The problem, of course, is that a truly innovative product has no track record. Kanter writes that companies often fall prey “… to the impulse to strangle innovation with tight controls — the same planning budgeting and reviews applied to existing businesses.” Kanter writes that the solution is to loosen up and add flexibility to your planning and control processes. This may include innovation funds and judicious exemptions for corporate requirements and timetables. Going a bit farther afield, you might also incorporate new financial metrics like real options analysis.
The second trap might be called connections too loose. The idea is that companies often isolate innovative new products and processes in organizational units that are physically and/or culturally isolated from the mainstream. Kanter points out that GM’s Saturn brand was established as a separate unit to pioneer new ways to design, build, and market midsize cars. While Saturn itself was innovative, the innovations didn’t have much impact on the rest of GM.

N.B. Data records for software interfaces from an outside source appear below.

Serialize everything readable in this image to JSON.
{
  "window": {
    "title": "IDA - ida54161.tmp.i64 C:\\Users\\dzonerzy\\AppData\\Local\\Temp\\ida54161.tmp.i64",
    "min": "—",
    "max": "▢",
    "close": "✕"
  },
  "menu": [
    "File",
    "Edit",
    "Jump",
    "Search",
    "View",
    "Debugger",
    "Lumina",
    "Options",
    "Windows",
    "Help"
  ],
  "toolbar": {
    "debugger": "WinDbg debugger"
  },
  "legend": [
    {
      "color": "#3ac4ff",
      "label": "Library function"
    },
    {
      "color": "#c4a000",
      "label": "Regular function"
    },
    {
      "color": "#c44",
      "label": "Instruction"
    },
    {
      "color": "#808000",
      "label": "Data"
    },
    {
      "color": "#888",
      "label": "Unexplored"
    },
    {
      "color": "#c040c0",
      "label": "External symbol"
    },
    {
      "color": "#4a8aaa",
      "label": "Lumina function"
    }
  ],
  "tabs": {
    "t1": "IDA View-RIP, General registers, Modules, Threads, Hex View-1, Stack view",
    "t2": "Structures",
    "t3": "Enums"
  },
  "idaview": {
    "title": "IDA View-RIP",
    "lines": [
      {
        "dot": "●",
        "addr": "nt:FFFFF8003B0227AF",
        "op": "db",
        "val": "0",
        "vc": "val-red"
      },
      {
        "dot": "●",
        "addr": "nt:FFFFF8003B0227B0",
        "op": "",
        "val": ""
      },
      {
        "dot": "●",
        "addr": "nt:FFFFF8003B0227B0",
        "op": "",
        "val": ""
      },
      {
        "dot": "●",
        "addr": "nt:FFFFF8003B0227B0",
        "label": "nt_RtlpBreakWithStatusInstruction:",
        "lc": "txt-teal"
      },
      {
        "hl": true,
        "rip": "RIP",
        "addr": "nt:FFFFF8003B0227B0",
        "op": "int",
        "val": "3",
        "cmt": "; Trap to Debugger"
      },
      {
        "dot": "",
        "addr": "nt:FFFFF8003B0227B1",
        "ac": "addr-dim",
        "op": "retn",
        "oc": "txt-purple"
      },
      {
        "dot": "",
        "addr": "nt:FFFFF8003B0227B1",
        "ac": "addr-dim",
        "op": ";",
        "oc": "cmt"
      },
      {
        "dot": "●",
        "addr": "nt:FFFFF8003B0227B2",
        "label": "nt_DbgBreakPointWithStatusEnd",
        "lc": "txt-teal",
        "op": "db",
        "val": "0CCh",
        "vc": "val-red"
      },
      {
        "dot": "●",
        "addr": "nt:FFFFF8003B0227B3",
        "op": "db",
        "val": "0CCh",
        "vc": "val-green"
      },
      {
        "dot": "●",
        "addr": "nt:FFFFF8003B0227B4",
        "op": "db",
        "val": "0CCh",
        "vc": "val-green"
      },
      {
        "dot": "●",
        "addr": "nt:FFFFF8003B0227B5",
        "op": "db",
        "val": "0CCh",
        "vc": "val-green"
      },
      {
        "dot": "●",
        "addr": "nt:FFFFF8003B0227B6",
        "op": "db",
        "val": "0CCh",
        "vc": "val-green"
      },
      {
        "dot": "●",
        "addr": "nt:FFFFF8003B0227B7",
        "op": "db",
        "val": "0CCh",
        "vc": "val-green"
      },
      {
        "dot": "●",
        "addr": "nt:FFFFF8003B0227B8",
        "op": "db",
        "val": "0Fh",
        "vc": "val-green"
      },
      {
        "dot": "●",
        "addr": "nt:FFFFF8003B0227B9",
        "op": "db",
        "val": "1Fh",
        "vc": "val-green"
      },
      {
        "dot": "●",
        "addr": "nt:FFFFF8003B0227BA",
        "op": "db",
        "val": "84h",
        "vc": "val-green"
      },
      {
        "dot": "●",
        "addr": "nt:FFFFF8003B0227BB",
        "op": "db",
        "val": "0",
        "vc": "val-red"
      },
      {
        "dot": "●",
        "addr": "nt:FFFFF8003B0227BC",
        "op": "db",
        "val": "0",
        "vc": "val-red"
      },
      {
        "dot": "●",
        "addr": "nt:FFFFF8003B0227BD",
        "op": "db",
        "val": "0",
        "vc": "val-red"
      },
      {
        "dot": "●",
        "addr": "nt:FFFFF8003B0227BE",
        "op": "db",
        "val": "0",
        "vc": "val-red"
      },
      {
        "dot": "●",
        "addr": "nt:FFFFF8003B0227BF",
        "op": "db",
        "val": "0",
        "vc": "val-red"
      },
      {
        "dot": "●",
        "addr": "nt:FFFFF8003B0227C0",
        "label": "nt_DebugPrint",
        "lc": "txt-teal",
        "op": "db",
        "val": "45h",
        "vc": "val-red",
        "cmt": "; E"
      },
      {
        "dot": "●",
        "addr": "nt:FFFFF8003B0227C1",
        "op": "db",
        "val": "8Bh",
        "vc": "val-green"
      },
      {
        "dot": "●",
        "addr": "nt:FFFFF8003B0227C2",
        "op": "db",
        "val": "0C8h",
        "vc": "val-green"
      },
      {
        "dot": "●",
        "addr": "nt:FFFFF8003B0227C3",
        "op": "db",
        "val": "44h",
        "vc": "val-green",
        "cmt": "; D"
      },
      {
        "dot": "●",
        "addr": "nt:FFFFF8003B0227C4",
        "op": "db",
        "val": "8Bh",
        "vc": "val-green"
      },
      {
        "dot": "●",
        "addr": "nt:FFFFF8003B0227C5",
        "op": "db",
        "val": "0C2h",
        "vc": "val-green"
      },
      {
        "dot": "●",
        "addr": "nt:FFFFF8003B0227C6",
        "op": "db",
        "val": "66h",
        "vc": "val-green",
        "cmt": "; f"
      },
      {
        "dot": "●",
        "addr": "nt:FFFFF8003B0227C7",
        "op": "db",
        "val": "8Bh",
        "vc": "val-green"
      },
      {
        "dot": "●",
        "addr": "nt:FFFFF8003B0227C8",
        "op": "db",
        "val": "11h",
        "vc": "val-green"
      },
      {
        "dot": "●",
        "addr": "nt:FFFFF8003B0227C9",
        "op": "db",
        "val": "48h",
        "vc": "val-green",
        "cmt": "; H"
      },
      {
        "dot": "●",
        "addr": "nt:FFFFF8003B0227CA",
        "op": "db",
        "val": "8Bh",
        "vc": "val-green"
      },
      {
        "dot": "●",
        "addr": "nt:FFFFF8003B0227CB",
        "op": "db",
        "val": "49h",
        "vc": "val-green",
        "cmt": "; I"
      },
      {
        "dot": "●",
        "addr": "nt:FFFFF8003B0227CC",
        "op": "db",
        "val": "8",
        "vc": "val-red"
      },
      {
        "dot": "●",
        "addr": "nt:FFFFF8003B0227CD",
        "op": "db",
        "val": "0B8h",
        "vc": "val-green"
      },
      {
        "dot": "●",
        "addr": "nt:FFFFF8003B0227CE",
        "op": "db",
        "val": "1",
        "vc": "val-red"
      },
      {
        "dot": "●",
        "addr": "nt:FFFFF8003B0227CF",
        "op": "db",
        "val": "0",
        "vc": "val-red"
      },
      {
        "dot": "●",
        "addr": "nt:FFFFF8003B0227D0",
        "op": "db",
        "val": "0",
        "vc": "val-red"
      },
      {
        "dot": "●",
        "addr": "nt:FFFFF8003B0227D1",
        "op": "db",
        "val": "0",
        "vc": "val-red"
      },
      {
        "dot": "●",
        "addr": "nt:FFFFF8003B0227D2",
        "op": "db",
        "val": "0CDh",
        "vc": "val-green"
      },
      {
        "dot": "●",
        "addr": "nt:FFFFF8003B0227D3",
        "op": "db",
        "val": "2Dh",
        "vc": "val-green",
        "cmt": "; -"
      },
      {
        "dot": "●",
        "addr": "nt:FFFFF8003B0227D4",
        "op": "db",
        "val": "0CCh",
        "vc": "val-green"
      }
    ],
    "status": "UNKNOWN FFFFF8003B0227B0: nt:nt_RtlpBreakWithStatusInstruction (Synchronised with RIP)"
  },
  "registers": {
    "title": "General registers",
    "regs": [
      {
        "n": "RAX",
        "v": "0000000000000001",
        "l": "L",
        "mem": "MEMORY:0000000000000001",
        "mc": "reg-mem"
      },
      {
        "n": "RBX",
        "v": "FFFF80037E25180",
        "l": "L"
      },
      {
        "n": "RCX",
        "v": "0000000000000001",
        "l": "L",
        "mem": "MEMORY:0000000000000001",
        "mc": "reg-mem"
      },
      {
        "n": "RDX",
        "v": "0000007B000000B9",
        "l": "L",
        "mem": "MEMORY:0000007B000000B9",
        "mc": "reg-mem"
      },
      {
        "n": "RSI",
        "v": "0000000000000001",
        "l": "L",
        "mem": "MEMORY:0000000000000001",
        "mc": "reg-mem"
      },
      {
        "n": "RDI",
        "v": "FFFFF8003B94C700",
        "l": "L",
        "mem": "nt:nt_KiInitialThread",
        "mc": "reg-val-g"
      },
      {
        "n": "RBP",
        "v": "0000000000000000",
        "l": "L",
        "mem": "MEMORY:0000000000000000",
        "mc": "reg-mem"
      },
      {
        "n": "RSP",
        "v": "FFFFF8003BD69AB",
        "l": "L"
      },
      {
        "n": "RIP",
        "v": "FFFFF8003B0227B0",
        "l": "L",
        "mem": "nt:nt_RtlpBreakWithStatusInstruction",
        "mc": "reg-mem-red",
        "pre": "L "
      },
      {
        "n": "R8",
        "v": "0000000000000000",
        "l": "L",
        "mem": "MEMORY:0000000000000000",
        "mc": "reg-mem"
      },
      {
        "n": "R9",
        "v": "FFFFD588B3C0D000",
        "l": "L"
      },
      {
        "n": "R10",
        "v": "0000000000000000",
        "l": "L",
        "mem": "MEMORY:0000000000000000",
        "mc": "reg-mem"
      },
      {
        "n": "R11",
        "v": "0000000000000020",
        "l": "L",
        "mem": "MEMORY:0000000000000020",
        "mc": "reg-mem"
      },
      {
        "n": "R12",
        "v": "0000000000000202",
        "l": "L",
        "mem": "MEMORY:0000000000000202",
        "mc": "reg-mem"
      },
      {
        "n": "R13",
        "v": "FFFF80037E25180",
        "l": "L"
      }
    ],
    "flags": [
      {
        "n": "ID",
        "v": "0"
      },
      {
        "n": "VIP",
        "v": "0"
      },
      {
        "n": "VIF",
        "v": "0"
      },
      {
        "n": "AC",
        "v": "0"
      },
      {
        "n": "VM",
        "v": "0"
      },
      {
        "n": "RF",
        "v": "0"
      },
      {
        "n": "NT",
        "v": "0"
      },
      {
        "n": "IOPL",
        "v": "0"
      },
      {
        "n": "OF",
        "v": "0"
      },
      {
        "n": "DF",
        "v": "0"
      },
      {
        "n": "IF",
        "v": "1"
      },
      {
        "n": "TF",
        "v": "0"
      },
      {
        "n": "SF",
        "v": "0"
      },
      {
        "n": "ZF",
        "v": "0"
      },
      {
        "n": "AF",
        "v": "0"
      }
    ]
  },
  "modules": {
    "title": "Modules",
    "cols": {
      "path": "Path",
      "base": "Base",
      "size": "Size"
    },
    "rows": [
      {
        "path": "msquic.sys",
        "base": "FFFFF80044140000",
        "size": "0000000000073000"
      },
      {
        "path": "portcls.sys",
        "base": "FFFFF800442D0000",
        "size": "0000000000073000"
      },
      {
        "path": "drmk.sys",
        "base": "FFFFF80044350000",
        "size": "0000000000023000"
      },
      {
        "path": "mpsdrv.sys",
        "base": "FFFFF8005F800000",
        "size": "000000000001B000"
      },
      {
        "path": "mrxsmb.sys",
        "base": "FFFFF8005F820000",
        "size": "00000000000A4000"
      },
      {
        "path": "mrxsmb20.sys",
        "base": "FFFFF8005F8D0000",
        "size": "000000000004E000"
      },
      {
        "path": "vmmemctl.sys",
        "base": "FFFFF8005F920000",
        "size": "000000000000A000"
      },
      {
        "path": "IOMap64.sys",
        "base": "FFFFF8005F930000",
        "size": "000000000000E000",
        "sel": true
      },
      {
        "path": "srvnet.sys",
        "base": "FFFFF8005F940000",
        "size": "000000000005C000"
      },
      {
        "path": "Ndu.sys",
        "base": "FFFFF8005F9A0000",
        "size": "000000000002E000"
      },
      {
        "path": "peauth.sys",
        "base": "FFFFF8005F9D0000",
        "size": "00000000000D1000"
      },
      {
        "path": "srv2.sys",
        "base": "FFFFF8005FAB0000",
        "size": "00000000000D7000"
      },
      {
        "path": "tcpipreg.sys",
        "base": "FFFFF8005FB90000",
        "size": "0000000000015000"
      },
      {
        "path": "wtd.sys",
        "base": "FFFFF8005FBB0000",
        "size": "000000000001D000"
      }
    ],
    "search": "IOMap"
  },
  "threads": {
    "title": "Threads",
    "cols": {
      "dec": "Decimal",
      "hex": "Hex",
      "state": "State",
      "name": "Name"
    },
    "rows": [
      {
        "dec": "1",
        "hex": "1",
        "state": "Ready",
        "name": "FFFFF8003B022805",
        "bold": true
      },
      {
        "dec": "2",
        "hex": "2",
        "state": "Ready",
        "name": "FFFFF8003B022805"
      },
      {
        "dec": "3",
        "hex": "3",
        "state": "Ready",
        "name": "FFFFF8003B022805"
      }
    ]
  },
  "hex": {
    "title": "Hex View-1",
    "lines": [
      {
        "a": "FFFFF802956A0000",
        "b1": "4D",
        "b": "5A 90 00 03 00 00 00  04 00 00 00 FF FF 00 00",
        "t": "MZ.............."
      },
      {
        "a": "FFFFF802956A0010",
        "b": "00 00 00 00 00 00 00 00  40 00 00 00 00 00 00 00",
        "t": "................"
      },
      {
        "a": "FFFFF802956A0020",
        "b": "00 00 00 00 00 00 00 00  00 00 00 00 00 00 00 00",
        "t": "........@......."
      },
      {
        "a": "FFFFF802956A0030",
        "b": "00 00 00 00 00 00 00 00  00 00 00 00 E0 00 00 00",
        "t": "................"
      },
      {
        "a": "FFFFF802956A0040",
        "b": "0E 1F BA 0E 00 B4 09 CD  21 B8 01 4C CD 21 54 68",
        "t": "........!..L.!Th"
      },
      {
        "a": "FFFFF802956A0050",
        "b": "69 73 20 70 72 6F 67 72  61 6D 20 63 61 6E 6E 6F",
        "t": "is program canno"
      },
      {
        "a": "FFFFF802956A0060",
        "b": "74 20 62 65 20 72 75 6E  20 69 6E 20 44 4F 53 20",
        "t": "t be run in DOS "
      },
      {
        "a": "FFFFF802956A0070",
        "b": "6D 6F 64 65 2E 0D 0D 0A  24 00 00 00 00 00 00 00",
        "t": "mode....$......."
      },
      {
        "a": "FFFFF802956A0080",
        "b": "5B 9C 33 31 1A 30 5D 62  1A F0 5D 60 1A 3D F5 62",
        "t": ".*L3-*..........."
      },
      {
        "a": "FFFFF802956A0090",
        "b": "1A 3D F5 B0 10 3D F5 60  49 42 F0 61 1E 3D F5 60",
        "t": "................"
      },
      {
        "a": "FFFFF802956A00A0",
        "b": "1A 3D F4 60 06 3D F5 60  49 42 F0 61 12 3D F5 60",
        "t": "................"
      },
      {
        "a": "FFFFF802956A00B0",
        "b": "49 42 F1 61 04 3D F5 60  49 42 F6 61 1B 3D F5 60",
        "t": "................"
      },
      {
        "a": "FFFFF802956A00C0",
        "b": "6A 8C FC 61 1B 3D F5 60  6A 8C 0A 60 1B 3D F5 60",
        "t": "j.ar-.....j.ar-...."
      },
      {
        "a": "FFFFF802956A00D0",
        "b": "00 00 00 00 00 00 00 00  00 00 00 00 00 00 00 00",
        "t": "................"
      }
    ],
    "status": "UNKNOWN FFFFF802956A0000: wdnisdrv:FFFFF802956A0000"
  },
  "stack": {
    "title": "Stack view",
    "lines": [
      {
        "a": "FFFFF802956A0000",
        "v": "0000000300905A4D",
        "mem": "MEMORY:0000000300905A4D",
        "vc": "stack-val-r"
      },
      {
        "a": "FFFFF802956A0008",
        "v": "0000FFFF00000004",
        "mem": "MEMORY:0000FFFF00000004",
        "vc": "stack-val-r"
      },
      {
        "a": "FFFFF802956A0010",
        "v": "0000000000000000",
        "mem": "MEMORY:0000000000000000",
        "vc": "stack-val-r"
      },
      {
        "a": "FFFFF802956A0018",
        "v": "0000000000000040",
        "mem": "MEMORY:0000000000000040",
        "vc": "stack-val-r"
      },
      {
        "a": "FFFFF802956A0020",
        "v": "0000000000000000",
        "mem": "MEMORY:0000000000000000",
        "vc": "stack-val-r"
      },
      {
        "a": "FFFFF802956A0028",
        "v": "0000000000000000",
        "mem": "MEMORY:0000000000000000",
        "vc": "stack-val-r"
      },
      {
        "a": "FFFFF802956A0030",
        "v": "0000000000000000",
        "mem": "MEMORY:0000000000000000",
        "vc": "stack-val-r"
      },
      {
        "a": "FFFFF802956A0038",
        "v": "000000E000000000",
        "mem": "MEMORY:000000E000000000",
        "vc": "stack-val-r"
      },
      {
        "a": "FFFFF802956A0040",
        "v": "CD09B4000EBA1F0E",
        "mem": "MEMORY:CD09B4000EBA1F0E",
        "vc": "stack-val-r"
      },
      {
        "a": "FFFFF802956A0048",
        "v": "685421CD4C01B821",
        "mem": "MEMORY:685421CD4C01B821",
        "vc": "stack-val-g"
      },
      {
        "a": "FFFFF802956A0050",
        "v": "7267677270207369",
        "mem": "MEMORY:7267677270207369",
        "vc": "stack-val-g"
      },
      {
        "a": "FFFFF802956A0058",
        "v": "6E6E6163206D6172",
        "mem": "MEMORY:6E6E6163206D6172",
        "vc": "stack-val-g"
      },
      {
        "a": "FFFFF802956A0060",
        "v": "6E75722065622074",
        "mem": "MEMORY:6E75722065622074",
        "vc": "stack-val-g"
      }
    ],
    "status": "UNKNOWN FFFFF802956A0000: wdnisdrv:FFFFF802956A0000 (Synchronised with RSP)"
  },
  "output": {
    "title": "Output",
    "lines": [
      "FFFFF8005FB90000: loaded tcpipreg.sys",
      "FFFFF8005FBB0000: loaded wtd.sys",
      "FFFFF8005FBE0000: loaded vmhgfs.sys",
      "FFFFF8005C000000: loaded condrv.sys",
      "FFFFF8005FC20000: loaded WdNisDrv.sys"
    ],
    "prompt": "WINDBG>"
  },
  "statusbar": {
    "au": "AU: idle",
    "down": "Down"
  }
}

The same trap can affect established units as well. Kanter points out that CBS was once the largest broadcaster in the world and also owned the largest record company in the world. But MTV, not CBS, invented the music video. Kanter also writes that “… Gillette had a toothbrush unit (Oral B), an appliance unit (Braun), and a battery unit (Duracell) but lagged in introducing a battery powered toothbrush.”
Again, I think we can go a bit farther afield and identify similar disconnects among departments within a company. Engineering designs a product and then turns it over to manufacturing. That’s often a loose connection. If manufacturing experts participated in the design process (as they do at Apple), you might get products that are not only well designed but also easy to manufacture.
What to do? Kanter writes that “… companies should tighten the human connections between those pursuing innovation efforts and others throughout the rest of the business.” This requires good leadership, good communication skills, and a willingness to “convene discussions to encourage mutual respect rather than tensions and antagonism.” It may also require good architecture as in the example of Steelcase, which built ” a design enter that would force people to bump into one another….” (This is one of the reasons I think Marissa Mayer at Yahoo! is right to require people to work at the office).
So how do you stimulate innovation? While it’s not easy, a good first step is to loosen up you processes while tightening up your people-to-people connections.